Task goal:
Once the pictures have been removed, repeat the remainder of the records exactly.

Extracted records:
*****

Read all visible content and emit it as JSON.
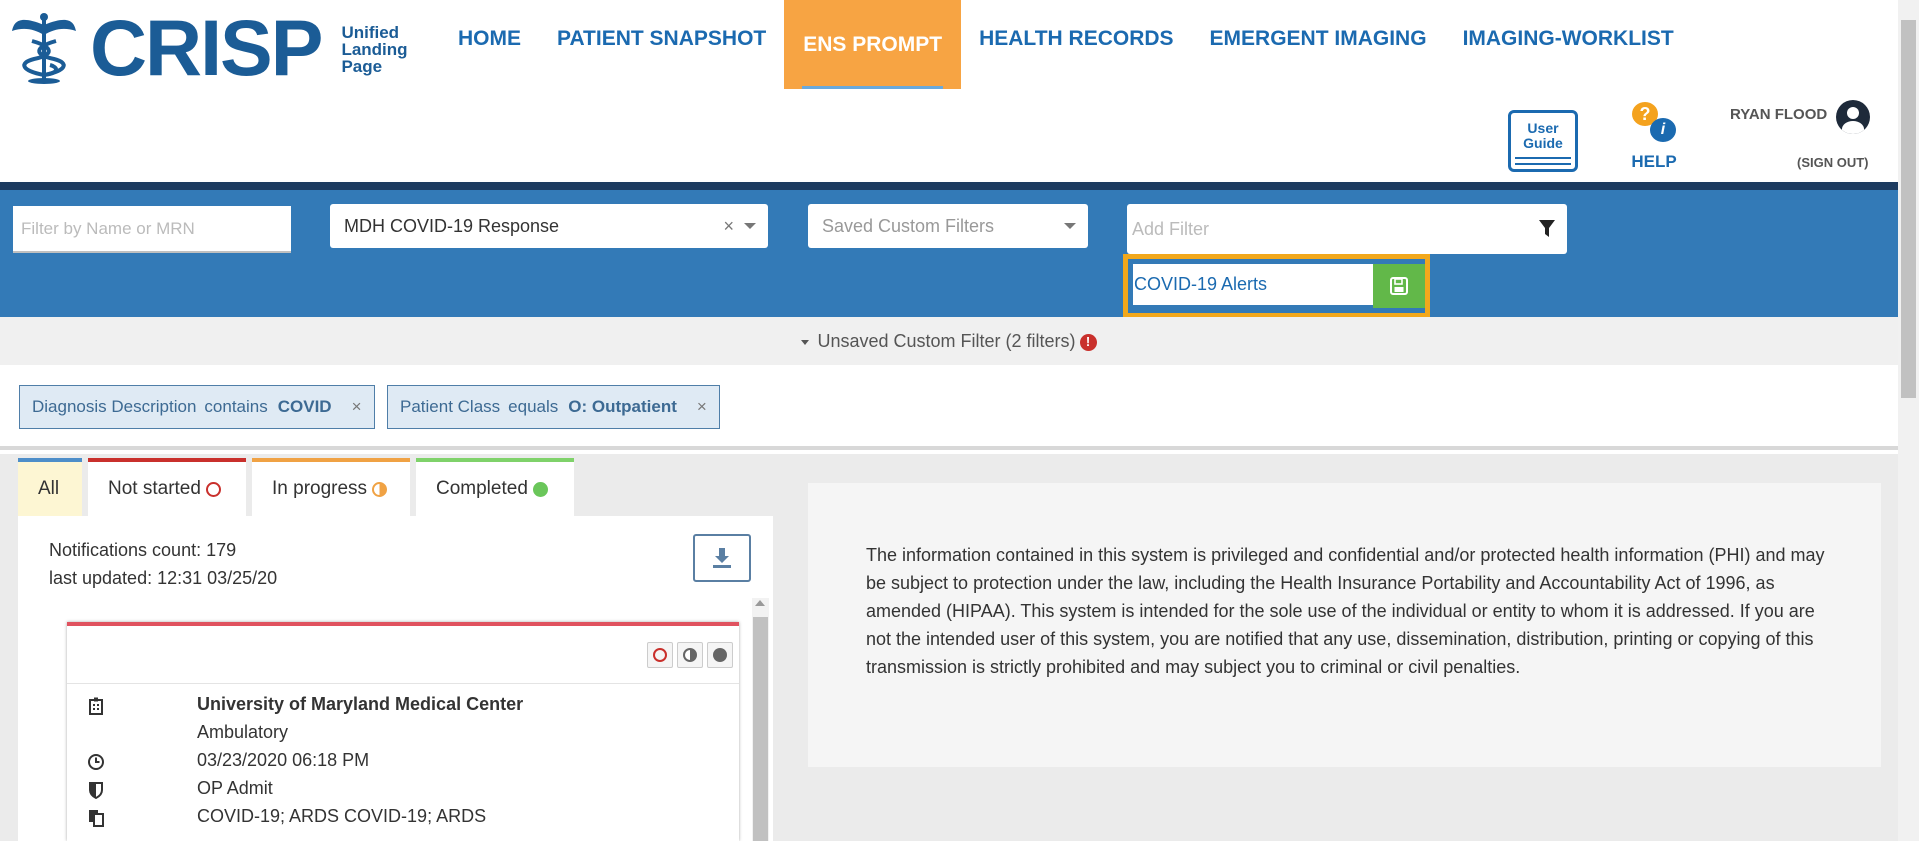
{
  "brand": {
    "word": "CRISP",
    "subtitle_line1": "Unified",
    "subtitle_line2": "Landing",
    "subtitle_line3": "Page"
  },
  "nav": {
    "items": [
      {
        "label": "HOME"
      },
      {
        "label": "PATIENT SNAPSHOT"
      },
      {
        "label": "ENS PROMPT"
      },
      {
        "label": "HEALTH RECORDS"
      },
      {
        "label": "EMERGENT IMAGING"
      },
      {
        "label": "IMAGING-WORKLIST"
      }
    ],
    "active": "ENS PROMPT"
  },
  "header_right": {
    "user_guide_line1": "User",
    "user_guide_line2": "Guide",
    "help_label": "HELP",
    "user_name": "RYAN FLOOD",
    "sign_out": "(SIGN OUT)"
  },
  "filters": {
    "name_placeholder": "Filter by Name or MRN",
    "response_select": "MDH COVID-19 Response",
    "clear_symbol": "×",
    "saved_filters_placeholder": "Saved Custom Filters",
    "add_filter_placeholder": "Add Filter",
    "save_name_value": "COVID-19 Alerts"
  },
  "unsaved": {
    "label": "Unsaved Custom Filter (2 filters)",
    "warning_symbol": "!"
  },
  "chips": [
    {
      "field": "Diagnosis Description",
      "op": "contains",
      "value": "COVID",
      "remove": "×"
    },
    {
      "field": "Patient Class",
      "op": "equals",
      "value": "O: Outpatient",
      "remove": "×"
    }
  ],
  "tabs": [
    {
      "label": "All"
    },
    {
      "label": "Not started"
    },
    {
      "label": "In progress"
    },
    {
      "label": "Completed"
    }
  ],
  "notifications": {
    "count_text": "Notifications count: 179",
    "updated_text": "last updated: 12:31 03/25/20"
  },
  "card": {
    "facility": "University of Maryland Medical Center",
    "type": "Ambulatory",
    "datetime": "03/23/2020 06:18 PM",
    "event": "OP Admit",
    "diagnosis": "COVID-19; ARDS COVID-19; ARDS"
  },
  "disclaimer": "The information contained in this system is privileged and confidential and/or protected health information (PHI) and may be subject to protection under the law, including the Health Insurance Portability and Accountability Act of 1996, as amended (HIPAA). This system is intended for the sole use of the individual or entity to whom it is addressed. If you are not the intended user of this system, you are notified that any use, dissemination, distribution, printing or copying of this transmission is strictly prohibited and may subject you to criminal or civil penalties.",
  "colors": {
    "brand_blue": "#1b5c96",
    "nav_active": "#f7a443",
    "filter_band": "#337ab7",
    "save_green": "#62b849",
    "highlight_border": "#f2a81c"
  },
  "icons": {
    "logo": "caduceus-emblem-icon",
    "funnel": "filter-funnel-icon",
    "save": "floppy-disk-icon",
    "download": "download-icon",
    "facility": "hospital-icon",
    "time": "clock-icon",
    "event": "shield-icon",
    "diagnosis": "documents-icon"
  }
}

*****

Solution to the problem:
Read all visible content and emit it as JSON.
{
  "brand": {
    "word": "CRISP",
    "subtitle_line1": "Unified",
    "subtitle_line2": "Landing",
    "subtitle_line3": "Page"
  },
  "nav": {
    "items": [
      {
        "label": "HOME"
      },
      {
        "label": "PATIENT SNAPSHOT"
      },
      {
        "label": "ENS PROMPT"
      },
      {
        "label": "HEALTH RECORDS"
      },
      {
        "label": "EMERGENT IMAGING"
      },
      {
        "label": "IMAGING-WORKLIST"
      }
    ],
    "active": "ENS PROMPT"
  },
  "header_right": {
    "user_guide_line1": "User",
    "user_guide_line2": "Guide",
    "help_label": "HELP",
    "user_name": "RYAN FLOOD",
    "sign_out": "(SIGN OUT)"
  },
  "filters": {
    "name_placeholder": "Filter by Name or MRN",
    "response_select": "MDH COVID-19 Response",
    "clear_symbol": "×",
    "saved_filters_placeholder": "Saved Custom Filters",
    "add_filter_placeholder": "Add Filter",
    "save_name_value": "COVID-19 Alerts"
  },
  "unsaved": {
    "label": "Unsaved Custom Filter (2 filters)",
    "warning_symbol": "!"
  },
  "chips": [
    {
      "field": "Diagnosis Description",
      "op": "contains",
      "value": "COVID",
      "remove": "×"
    },
    {
      "field": "Patient Class",
      "op": "equals",
      "value": "O: Outpatient",
      "remove": "×"
    }
  ],
  "tabs": [
    {
      "label": "All"
    },
    {
      "label": "Not started"
    },
    {
      "label": "In progress"
    },
    {
      "label": "Completed"
    }
  ],
  "notifications": {
    "count_text": "Notifications count: 179",
    "updated_text": "last updated: 12:31 03/25/20"
  },
  "card": {
    "facility": "University of Maryland Medical Center",
    "type": "Ambulatory",
    "datetime": "03/23/2020 06:18 PM",
    "event": "OP Admit",
    "diagnosis": "COVID-19; ARDS COVID-19; ARDS"
  },
  "disclaimer": "The information contained in this system is privileged and confidential and/or protected health information (PHI) and may be subject to protection under the law, including the Health Insurance Portability and Accountability Act of 1996, as amended (HIPAA). This system is intended for the sole use of the individual or entity to whom it is addressed. If you are not the intended user of this system, you are notified that any use, dissemination, distribution, printing or copying of this transmission is strictly prohibited and may subject you to criminal or civil penalties.",
  "colors": {
    "brand_blue": "#1b5c96",
    "nav_active": "#f7a443",
    "filter_band": "#337ab7",
    "save_green": "#62b849",
    "highlight_border": "#f2a81c"
  },
  "icons": {
    "logo": "caduceus-emblem-icon",
    "funnel": "filter-funnel-icon",
    "save": "floppy-disk-icon",
    "download": "download-icon",
    "facility": "hospital-icon",
    "time": "clock-icon",
    "event": "shield-icon",
    "diagnosis": "documents-icon"
  }
}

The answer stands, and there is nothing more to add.